### [Task to carry out]
The lines to return are those below that contain the word "from".

►

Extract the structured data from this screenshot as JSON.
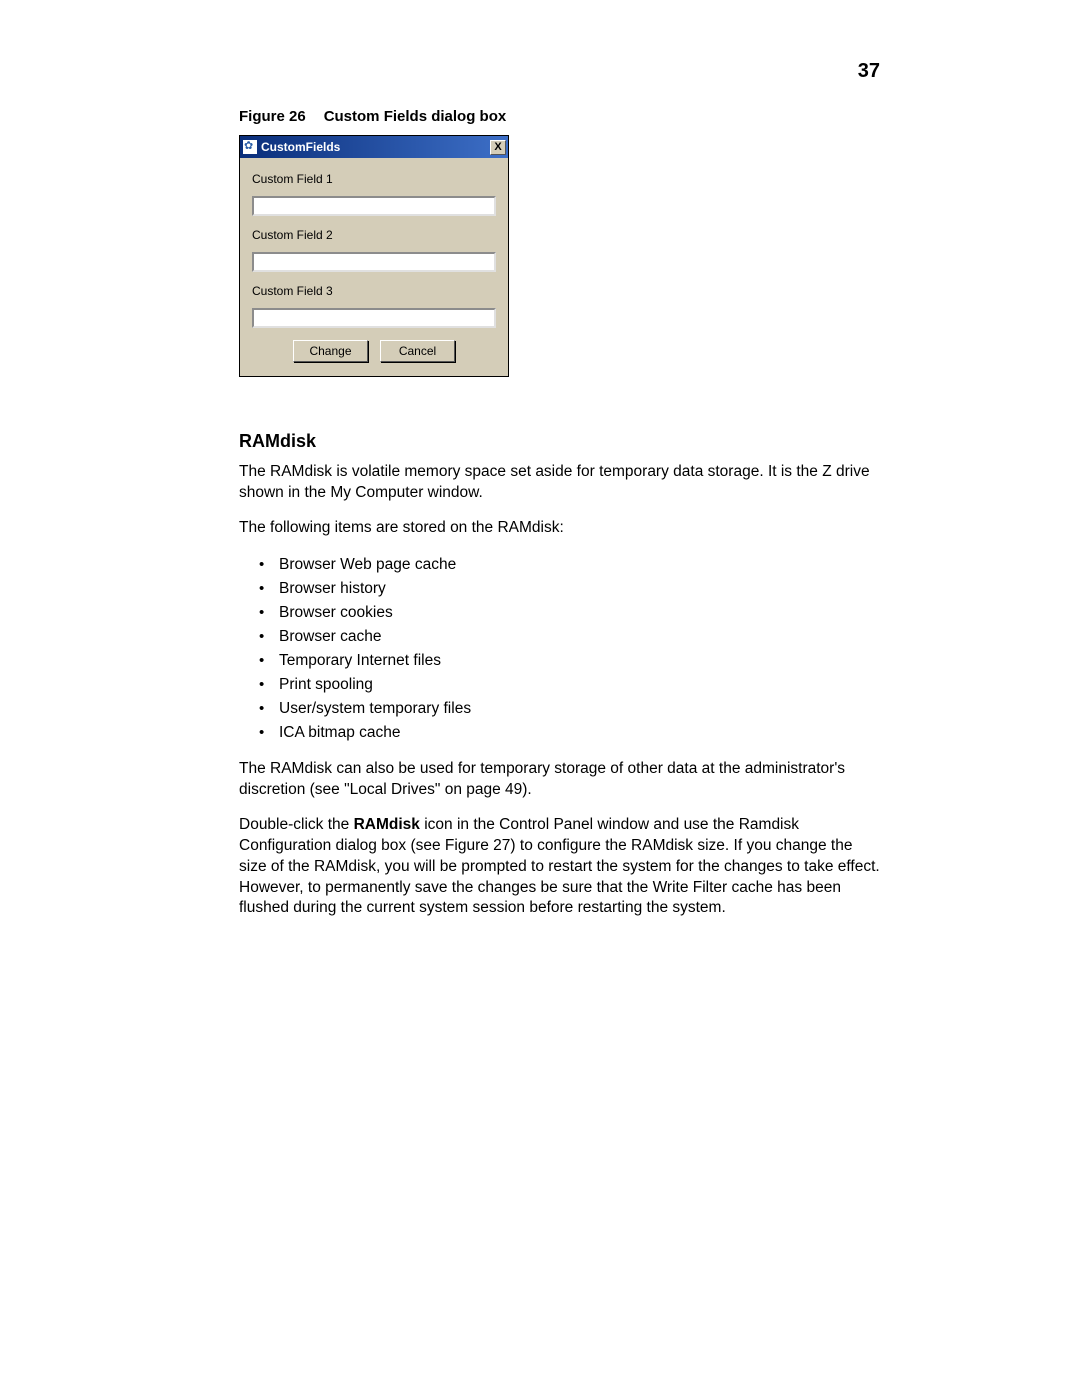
{
  "page_number": "37",
  "figure": {
    "label": "Figure 26",
    "title": "Custom Fields dialog box"
  },
  "dialog": {
    "title": "CustomFields",
    "close_label": "X",
    "fields": [
      {
        "label": "Custom Field 1",
        "value": ""
      },
      {
        "label": "Custom Field 2",
        "value": ""
      },
      {
        "label": "Custom Field 3",
        "value": ""
      }
    ],
    "buttons": {
      "change": "Change",
      "cancel": "Cancel"
    }
  },
  "section": {
    "heading": "RAMdisk",
    "para1": "The RAMdisk is volatile memory space set aside for temporary data storage. It is the Z drive shown in the My Computer window.",
    "para2": "The following items are stored on the RAMdisk:",
    "list": [
      "Browser Web page cache",
      "Browser history",
      "Browser cookies",
      "Browser cache",
      "Temporary Internet files",
      "Print spooling",
      "User/system temporary files",
      "ICA bitmap cache"
    ],
    "para3": "The RAMdisk can also be used for temporary storage of other data at the administrator's discretion (see \"Local Drives\" on page 49).",
    "para4_pre": "Double-click the ",
    "para4_bold": "RAMdisk",
    "para4_post": " icon in the Control Panel window and use the Ramdisk Configuration dialog box (see Figure 27) to configure the RAMdisk size. If you change the size of the RAMdisk, you will be prompted to restart the system for the changes to take effect. However, to permanently save the changes be sure that the Write Filter cache has been flushed during the current system session before restarting the system."
  }
}
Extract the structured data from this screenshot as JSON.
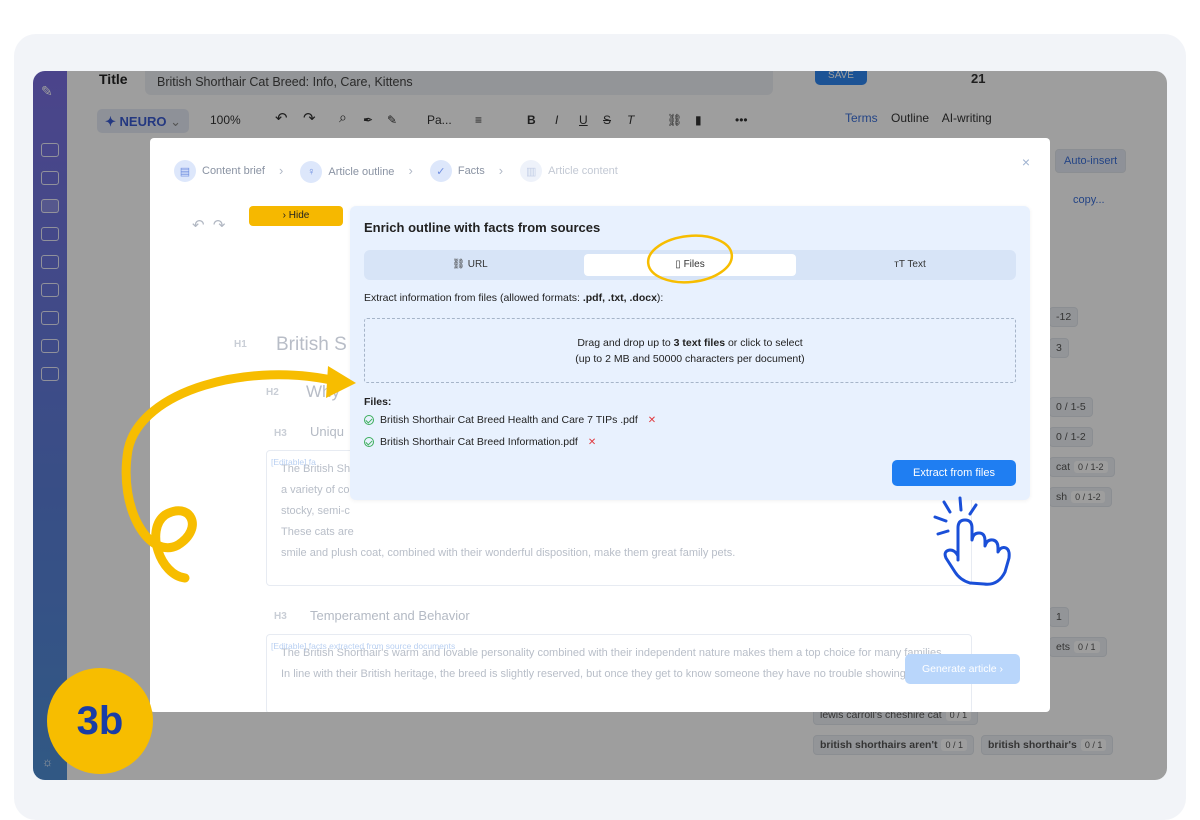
{
  "app": {
    "title_label": "Title",
    "title_value": "British Shorthair Cat Breed: Info, Care, Kittens",
    "save_label": "SAVE",
    "score": "21",
    "neuro_label": "NEURO",
    "zoom": "100%",
    "style_select": "Pa...",
    "right_tabs": [
      "Terms",
      "Outline",
      "AI-writing"
    ],
    "auto_insert": "Auto-insert",
    "copy_label": "copy..."
  },
  "background_chips": [
    {
      "label": "-12"
    },
    {
      "label": "3"
    },
    {
      "label": "0 / 1-5"
    },
    {
      "label": "0 / 1-2"
    },
    {
      "label": "cat",
      "count": "0 / 1-2"
    },
    {
      "label": "sh",
      "count": "0 / 1-2"
    },
    {
      "label": "1"
    },
    {
      "label": "ets",
      "count": "0 / 1"
    },
    {
      "label": "lewis carroll's cheshire cat",
      "count": "0 / 1"
    },
    {
      "label": "british shorthairs aren't",
      "count": "0 / 1"
    },
    {
      "label": "british shorthair's",
      "count": "0 / 1"
    }
  ],
  "modal": {
    "steps": [
      {
        "label": "Content brief"
      },
      {
        "label": "Article outline"
      },
      {
        "label": "Facts"
      },
      {
        "label": "Article content"
      }
    ],
    "hide_label": "› Hide",
    "h1_label": "H1",
    "h1_text": "British S",
    "h2_label": "H2",
    "h2_text": "Why",
    "h3_label": "H3",
    "h3_text_1": "Uniqu",
    "editable_tag": "[Editable] facts extracted from source documents",
    "editable_tag_short": "[Editable] fa",
    "para1": [
      "The British Sh",
      "a variety of co",
      "stocky, semi-c",
      "These cats are",
      "smile and plush coat, combined with their wonderful disposition, make them great family pets."
    ],
    "h3_text_2": "Temperament and Behavior",
    "para2": [
      "The British Shorthair's warm and lovable personality combined with their independent nature makes them a top choice for many families.",
      "In line with their British heritage, the breed is slightly reserved, but once they get to know someone they have no trouble showing"
    ],
    "generate_label": "Generate article ›"
  },
  "panel": {
    "title": "Enrich outline with facts from sources",
    "tabs": [
      {
        "label": "URL",
        "icon": "link-icon"
      },
      {
        "label": "Files",
        "icon": "file-icon"
      },
      {
        "label": "Text",
        "icon": "text-icon"
      }
    ],
    "extract_prefix": "Extract information from files (allowed formats: ",
    "extract_formats": ".pdf, .txt, .docx",
    "extract_suffix": "):",
    "drop_pre": "Drag and drop up to ",
    "drop_bold": "3 text files",
    "drop_post": " or click to select",
    "drop_line2": "(up to 2 MB and 50000 characters per document)",
    "files_label": "Files:",
    "files": [
      {
        "name": "British Shorthair Cat Breed Health and Care 7 TIPs .pdf"
      },
      {
        "name": "British Shorthair Cat Breed Information.pdf"
      }
    ],
    "extract_button": "Extract from files"
  },
  "step_badge": "3b",
  "colors": {
    "accent_yellow": "#f7bd00",
    "badge_text": "#1a3da6",
    "primary_button": "#1f7ef2",
    "panel_bg": "#e8f1fe",
    "hand_icon": "#1a4fd8"
  }
}
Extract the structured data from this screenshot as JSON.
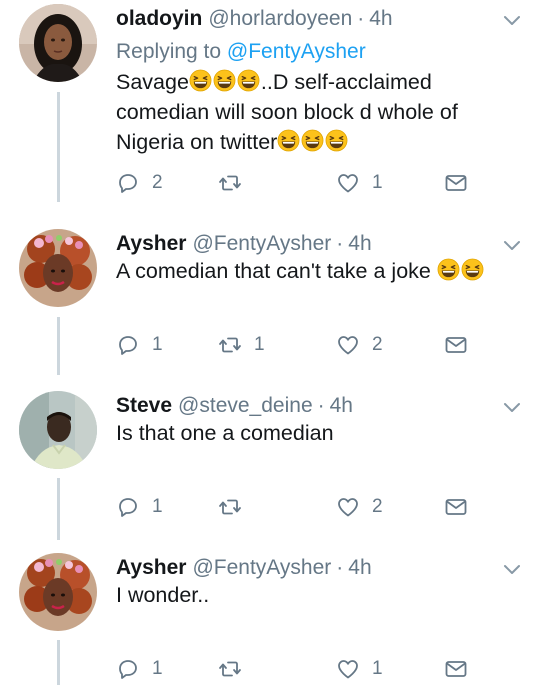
{
  "tweets": [
    {
      "name": "oladoyin",
      "handle": "@horlardoyeen",
      "dot": "·",
      "time": "4h",
      "reply_prefix": "Replying to",
      "reply_to": "@FentyAysher",
      "text_lines": [
        {
          "text": "Savage",
          "emoji_after": 3,
          "rest": "..D self-acclaimed"
        },
        {
          "text": "comedian will soon block d whole of",
          "emoji_after": 0,
          "rest": ""
        },
        {
          "text": "Nigeria on twitter",
          "emoji_after": 3,
          "rest": ""
        }
      ],
      "replies": "2",
      "retweets": "",
      "likes": "1"
    },
    {
      "name": "Aysher",
      "handle": "@FentyAysher",
      "dot": "·",
      "time": "4h",
      "text_lines": [
        {
          "text": "A comedian that can't take a joke ",
          "emoji_after": 2,
          "rest": ""
        }
      ],
      "replies": "1",
      "retweets": "1",
      "likes": "2"
    },
    {
      "name": "Steve",
      "handle": "@steve_deine",
      "dot": "·",
      "time": "4h",
      "text_lines": [
        {
          "text": "Is that one a comedian",
          "emoji_after": 0,
          "rest": ""
        }
      ],
      "replies": "1",
      "retweets": "",
      "likes": "2"
    },
    {
      "name": "Aysher",
      "handle": "@FentyAysher",
      "dot": "·",
      "time": "4h",
      "text_lines": [
        {
          "text": "I wonder..",
          "emoji_after": 0,
          "rest": ""
        }
      ],
      "replies": "1",
      "retweets": "",
      "likes": "1"
    }
  ],
  "icons": {
    "reply": "reply-icon",
    "retweet": "retweet-icon",
    "like": "heart-icon",
    "dm": "envelope-icon",
    "menu": "chevron-down-icon",
    "emoji": "grinning-squinting-face-emoji"
  },
  "colors": {
    "text": "#14171a",
    "secondary": "#657786",
    "link": "#1da1f2",
    "thread_line": "#ccd6dd",
    "emoji": "#fcc21b"
  }
}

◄

### [Exercise response]
Extract the structured data from this screenshot as JSON.
Extract the structured data from this screenshot as JSON.
    "editable_tag": "[Editable] facts extracted from source documents",
    "title": "Enrich outline with facts from sources",
    "extract_prefix": "Extract information from files (allowed formats: ",
    "extract_button": "Extract from files"
Extract the structured data from this screenshot as JSON.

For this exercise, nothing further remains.